Before an apiarist can scrape a single honeycomb, they must first accept that life is pain. We watch a lot of people get stung by a lot of bees in the new documentary Honeyland, and it looks like it hurts just as much every single time. The film’s primary subject, Hatidze Muratova, handles her colony without the protection of gloves, and though she has formed a seemingly extrahuman bond to her insect companions, they’re still liable to cop the occasional attitude and take up a suicide mission just to cause her a few minutes of stabbing agony. Bees can be mercurial, unpredictable animals; they turn on frightened children, the caretakers responsible for their continued survival, and, at one point, a defenseless infant. What could compel a person to devote their life to such a hazardous, punishing purpose?
Maybe it’s the knowledge that the fate of the world rests on their sacred work. Directors Tamara Kotevska and Ljubomir Stefanov select this almost comically obscure topic (seriously, try to keep a straight face while telling a friend they just have to see this new Macedonian beekeeping documentary) as a microcosm for an Earth at its make-or-break point, structuring Hatidze’s dogged efforts to keep her colonies alive in a sustainable capacity as a life-or-death metaphor. She’s the canary in the coal mine of resource depletion, the bellwether warning us of the destruction soon to come on a globally cataclysmic scale. Though Honeyland is also about what it’s about; in addition to underscoring another inconvenient truth with planetary stakes, the film offers tender, patient portraiture to a woman wholly dedicated to her calling. The melding of the political with the personal has seldom involved so many stingers to the face.
Hatidze enjoys a quiet, modest day-to-day in the hinterlands north of Greece, where she can care for her cranky ailing mother and harvest the delicious byproducts from her bees’ natural hives inside stone walls. Both tasks require a gentle respect, and Hatidze exercises humility in all she does. It is imperative, we learn, that she always leave half the honey in the hive, so that the bees may produce more in the future. She’s a conservationist, cognizant of the fact that over-drawing on the bees will guarantee their demise, and willing to tighten her belt if it means subsisting past the next few years.
Enter Hussein Sam, a Turkish family man setting up shop with his wife and eight little ones in Hatidze’s neck of the woods. They get along well enough at first, with the affable woman even showing her new neighbor the ropes of the beekeeping game.
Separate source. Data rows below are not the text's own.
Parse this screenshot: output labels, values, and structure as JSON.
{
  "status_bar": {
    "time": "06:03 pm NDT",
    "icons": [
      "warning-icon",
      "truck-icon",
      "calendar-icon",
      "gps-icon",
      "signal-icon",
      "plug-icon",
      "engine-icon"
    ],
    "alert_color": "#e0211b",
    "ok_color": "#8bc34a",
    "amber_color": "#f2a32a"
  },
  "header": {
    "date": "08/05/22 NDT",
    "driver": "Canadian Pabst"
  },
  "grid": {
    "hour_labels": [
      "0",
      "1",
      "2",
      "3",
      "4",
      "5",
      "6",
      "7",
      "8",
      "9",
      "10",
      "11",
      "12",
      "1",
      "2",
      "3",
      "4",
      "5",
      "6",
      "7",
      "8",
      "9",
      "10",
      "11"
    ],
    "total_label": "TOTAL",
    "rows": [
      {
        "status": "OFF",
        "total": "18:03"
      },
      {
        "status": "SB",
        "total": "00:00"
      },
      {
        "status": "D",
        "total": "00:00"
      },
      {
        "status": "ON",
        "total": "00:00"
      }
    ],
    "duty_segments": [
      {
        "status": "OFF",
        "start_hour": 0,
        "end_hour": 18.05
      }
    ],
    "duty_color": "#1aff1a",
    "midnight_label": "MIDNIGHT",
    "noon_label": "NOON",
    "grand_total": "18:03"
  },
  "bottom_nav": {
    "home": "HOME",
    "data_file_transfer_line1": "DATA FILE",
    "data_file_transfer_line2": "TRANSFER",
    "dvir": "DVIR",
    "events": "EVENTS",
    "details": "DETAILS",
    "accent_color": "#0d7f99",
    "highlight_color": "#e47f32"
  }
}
Except that Hussein can’t afford to wait for the slow drip of honey only to leave 50% of the goods untouched, what with the many bellies he’s got to keep full. Using more sophisticated weighing equipment than his mentor—as ever, the problem-solving promise of technology leads only to more numerous and complicated issues—he introduces a problem with no solution, as human demand exceeds the natural environment’s supply for the first time in this corner of the region. Hatidze’s expectedly furious when Hussein’s reckless honey-mongering decimates the hive, but the filmmakers clarify that his other option was allowing his family to starve. Though he acts imprudently, we’d be hard-pressed to find a better way.
In one of the few situationally called-for usages of drone-shot footage in recent documentary cinema, Kotevska and Stefanov offer a panoramic view of the countryside. Although it’s beautiful in a barren sort of way, there’s not all that much to see: dust, sand, dirt, rocks, and the occasional sprinkling of grass. They effectively communicate just how little there is to go around, and how that scarcity boxes the individuals living under it into acting rashly. Cooperation and moderation may be our species’ saving grace, just as with our buzzing helpers, but at a certain point of desperation, it’s simply not enough.
The film establishes that Hatidze may be the last of her kind to carry on this dying European tradition, the practice of so-called bee hunting as opposed to impersonal, industrial beekeeping. When she weeps over a handful of drones left crunchy and dead by Hussein’s actions, the specter of extinction hangs over her (and us). The moment’s power extends beyond the limits of her circumstance, fascinating and under-explored as it is, to cover the whole of existence. As she cries for the bees, we can hear our own terrifying death knell.